| Work task |
The answer must be every record below, reproduced exactly.
--- Records to process Enclosed Below ---
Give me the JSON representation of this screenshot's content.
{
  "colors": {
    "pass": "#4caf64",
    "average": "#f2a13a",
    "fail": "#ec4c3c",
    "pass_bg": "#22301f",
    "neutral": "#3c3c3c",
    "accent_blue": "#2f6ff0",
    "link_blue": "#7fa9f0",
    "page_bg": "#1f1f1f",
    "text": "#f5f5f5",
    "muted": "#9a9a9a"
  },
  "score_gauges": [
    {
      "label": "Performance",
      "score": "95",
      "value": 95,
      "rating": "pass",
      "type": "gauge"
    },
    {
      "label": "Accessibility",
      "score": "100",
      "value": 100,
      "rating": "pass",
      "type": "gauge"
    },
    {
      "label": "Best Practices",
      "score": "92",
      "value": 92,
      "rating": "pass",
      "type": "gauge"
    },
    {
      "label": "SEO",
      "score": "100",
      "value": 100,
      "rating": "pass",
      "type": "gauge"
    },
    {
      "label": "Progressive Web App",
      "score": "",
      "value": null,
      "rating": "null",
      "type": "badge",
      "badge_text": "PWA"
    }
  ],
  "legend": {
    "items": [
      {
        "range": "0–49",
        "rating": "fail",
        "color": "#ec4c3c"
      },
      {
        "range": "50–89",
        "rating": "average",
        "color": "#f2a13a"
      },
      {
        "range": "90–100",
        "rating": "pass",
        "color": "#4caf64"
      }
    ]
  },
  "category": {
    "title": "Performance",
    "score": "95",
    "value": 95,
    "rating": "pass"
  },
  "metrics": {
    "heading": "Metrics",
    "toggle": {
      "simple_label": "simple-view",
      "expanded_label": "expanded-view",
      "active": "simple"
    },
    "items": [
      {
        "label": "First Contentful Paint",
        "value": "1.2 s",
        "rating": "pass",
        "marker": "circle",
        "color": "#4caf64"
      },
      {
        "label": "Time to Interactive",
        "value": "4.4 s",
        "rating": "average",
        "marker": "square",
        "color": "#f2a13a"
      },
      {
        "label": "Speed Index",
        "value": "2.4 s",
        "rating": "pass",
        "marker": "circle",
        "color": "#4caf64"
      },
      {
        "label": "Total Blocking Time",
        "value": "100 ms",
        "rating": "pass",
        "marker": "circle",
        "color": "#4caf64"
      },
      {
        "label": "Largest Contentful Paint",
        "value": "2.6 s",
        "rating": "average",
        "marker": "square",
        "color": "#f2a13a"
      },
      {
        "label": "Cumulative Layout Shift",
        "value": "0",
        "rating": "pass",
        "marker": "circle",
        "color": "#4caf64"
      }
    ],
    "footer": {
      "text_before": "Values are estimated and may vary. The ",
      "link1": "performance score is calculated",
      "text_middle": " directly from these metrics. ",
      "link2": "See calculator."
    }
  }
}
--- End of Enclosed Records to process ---
| Written response |
Give me the JSON representation of this screenshot's content.
{
  "colors": {
    "pass": "#4caf64",
    "average": "#f2a13a",
    "fail": "#ec4c3c",
    "pass_bg": "#22301f",
    "neutral": "#3c3c3c",
    "accent_blue": "#2f6ff0",
    "link_blue": "#7fa9f0",
    "page_bg": "#1f1f1f",
    "text": "#f5f5f5",
    "muted": "#9a9a9a"
  },
  "score_gauges": [
    {
      "label": "Performance",
      "score": "95",
      "value": 95,
      "rating": "pass",
      "type": "gauge"
    },
    {
      "label": "Accessibility",
      "score": "100",
      "value": 100,
      "rating": "pass",
      "type": "gauge"
    },
    {
      "label": "Best Practices",
      "score": "92",
      "value": 92,
      "rating": "pass",
      "type": "gauge"
    },
    {
      "label": "SEO",
      "score": "100",
      "value": 100,
      "rating": "pass",
      "type": "gauge"
    },
    {
      "label": "Progressive Web App",
      "score": "",
      "value": null,
      "rating": "null",
      "type": "badge",
      "badge_text": "PWA"
    }
  ],
  "legend": {
    "items": [
      {
        "range": "0–49",
        "rating": "fail",
        "color": "#ec4c3c"
      },
      {
        "range": "50–89",
        "rating": "average",
        "color": "#f2a13a"
      },
      {
        "range": "90–100",
        "rating": "pass",
        "color": "#4caf64"
      }
    ]
  },
  "category": {
    "title": "Performance",
    "score": "95",
    "value": 95,
    "rating": "pass"
  },
  "metrics": {
    "heading": "Metrics",
    "toggle": {
      "simple_label": "simple-view",
      "expanded_label": "expanded-view",
      "active": "simple"
    },
    "items": [
      {
        "label": "First Contentful Paint",
        "value": "1.2 s",
        "rating": "pass",
        "marker": "circle",
        "color": "#4caf64"
      },
      {
        "label": "Time to Interactive",
        "value": "4.4 s",
        "rating": "average",
        "marker": "square",
        "color": "#f2a13a"
      },
      {
        "label": "Speed Index",
        "value": "2.4 s",
        "rating": "pass",
        "marker": "circle",
        "color": "#4caf64"
      },
      {
        "label": "Total Blocking Time",
        "value": "100 ms",
        "rating": "pass",
        "marker": "circle",
        "color": "#4caf64"
      },
      {
        "label": "Largest Contentful Paint",
        "value": "2.6 s",
        "rating": "average",
        "marker": "square",
        "color": "#f2a13a"
      },
      {
        "label": "Cumulative Layout Shift",
        "value": "0",
        "rating": "pass",
        "marker": "circle",
        "color": "#4caf64"
      }
    ],
    "footer": {
      "text_before": "Values are estimated and may vary. The ",
      "link1": "performance score is calculated",
      "text_middle": " directly from these metrics. ",
      "link2": "See calculator."
    }
  }
}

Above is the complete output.